» Dataset rows for apps and sites:
----------------------------------------

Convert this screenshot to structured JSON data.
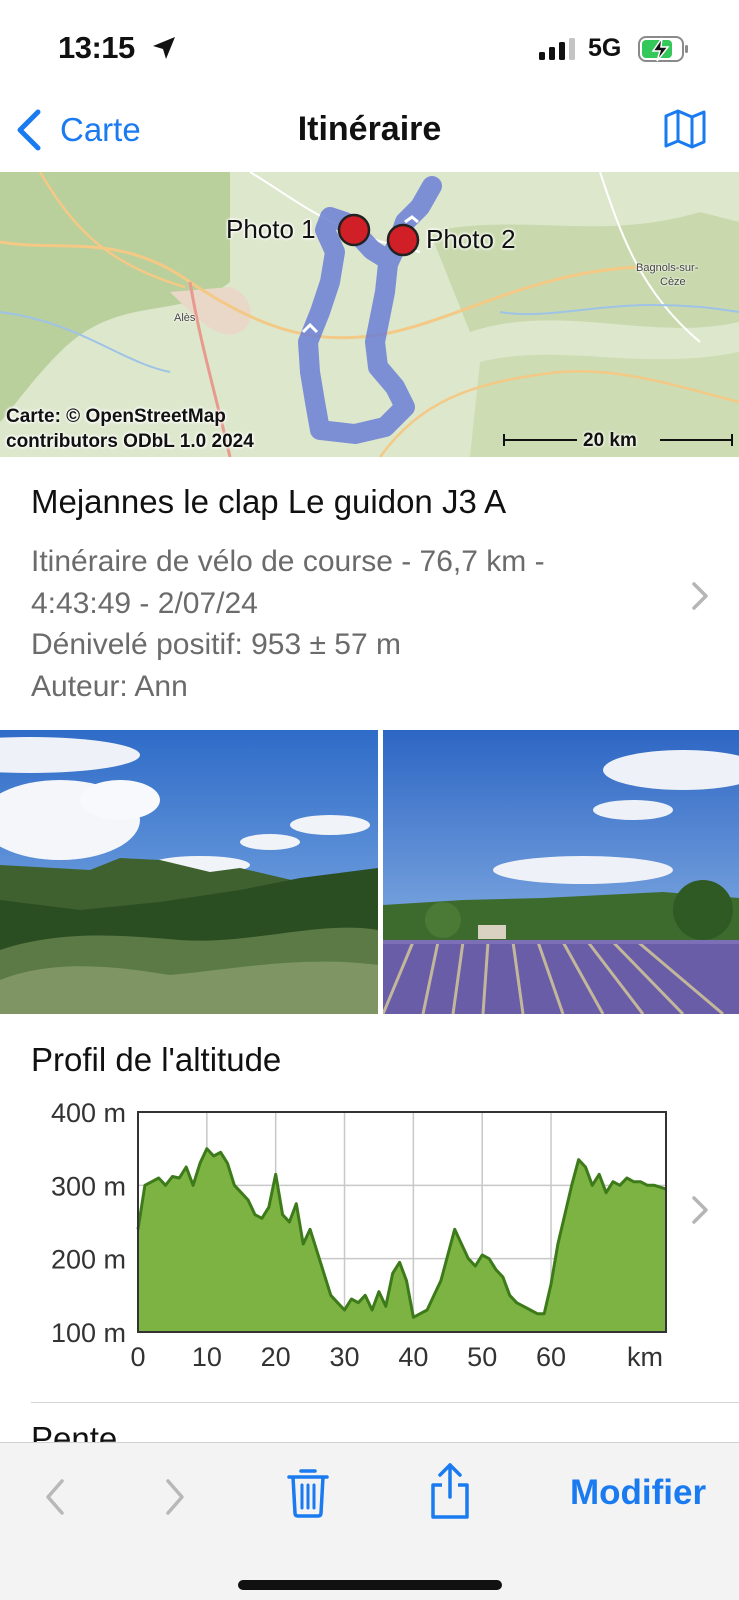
{
  "status_bar": {
    "time": "13:15",
    "network": "5G",
    "icons": [
      "location-arrow-icon",
      "signal-bars-icon",
      "battery-charging-icon"
    ]
  },
  "nav": {
    "back_label": "Carte",
    "title": "Itinéraire",
    "map_button_icon": "map-icon"
  },
  "map": {
    "photo_labels": [
      "Photo 1",
      "Photo 2"
    ],
    "towns": [
      "Alès",
      "Bagnols-sur-",
      "Cèze"
    ],
    "attribution_line1": "Carte: © OpenStreetMap",
    "attribution_line2": "contributors ODbL 1.0 2024",
    "scale": "20 km",
    "route_color": "#6b7fd6",
    "marker_color": "#d01f26"
  },
  "route": {
    "title": "Mejannes le clap Le guidon J3 A",
    "line1": "Itinéraire de vélo de course - 76,7 km -",
    "line2": "4:43:49 - 2/07/24",
    "line3": "Dénivelé positif: 953 ± 57 m",
    "line4": "Auteur: Ann"
  },
  "photos": [
    {
      "name": "photo-1",
      "description_icon": "landscape-hills"
    },
    {
      "name": "photo-2",
      "description_icon": "landscape-lavender"
    }
  ],
  "altitude": {
    "heading": "Profil de l'altitude",
    "y_ticks": [
      "400 m",
      "300 m",
      "200 m",
      "100 m"
    ],
    "x_ticks": [
      "0",
      "10",
      "20",
      "30",
      "40",
      "50",
      "60",
      "km"
    ]
  },
  "chart_data": {
    "type": "area",
    "title": "Profil de l'altitude",
    "xlabel": "km",
    "ylabel": "",
    "xlim": [
      0,
      76.7
    ],
    "ylim": [
      100,
      400
    ],
    "x_ticks": [
      0,
      10,
      20,
      30,
      40,
      50,
      60
    ],
    "y_ticks": [
      100,
      200,
      300,
      400
    ],
    "grid": true,
    "fill_color": "#7cb342",
    "line_color": "#3d7a1a",
    "x": [
      0,
      1,
      2,
      3,
      4,
      5,
      6,
      7,
      8,
      9,
      10,
      11,
      12,
      13,
      14,
      15,
      16,
      17,
      18,
      19,
      20,
      21,
      22,
      23,
      24,
      25,
      26,
      27,
      28,
      29,
      30,
      31,
      32,
      33,
      34,
      35,
      36,
      37,
      38,
      39,
      40,
      41,
      42,
      43,
      44,
      45,
      46,
      47,
      48,
      49,
      50,
      51,
      52,
      53,
      54,
      55,
      56,
      57,
      58,
      59,
      60,
      61,
      62,
      63,
      64,
      65,
      66,
      67,
      68,
      69,
      70,
      71,
      72,
      73,
      74,
      75,
      76.7
    ],
    "y": [
      240,
      300,
      305,
      310,
      300,
      312,
      310,
      325,
      300,
      330,
      350,
      340,
      345,
      330,
      300,
      290,
      280,
      260,
      255,
      270,
      315,
      260,
      250,
      275,
      220,
      240,
      210,
      180,
      150,
      140,
      130,
      145,
      140,
      150,
      130,
      155,
      135,
      180,
      195,
      170,
      120,
      125,
      130,
      150,
      170,
      205,
      240,
      220,
      200,
      190,
      205,
      200,
      185,
      175,
      150,
      140,
      135,
      130,
      125,
      125,
      165,
      220,
      260,
      300,
      335,
      325,
      300,
      315,
      290,
      305,
      300,
      310,
      305,
      305,
      300,
      300,
      295
    ]
  },
  "next_section_heading": "Pente",
  "toolbar": {
    "back_icon": "chevron-left-icon",
    "forward_icon": "chevron-right-icon",
    "delete_icon": "trash-icon",
    "share_icon": "share-icon",
    "modify_label": "Modifier"
  }
}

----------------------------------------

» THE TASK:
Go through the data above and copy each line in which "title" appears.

» RESPONSE:
    "title": "Itinéraire",
    "title": "Mejannes le clap Le guidon J3 A",
    "title": "Profil de l'altitude",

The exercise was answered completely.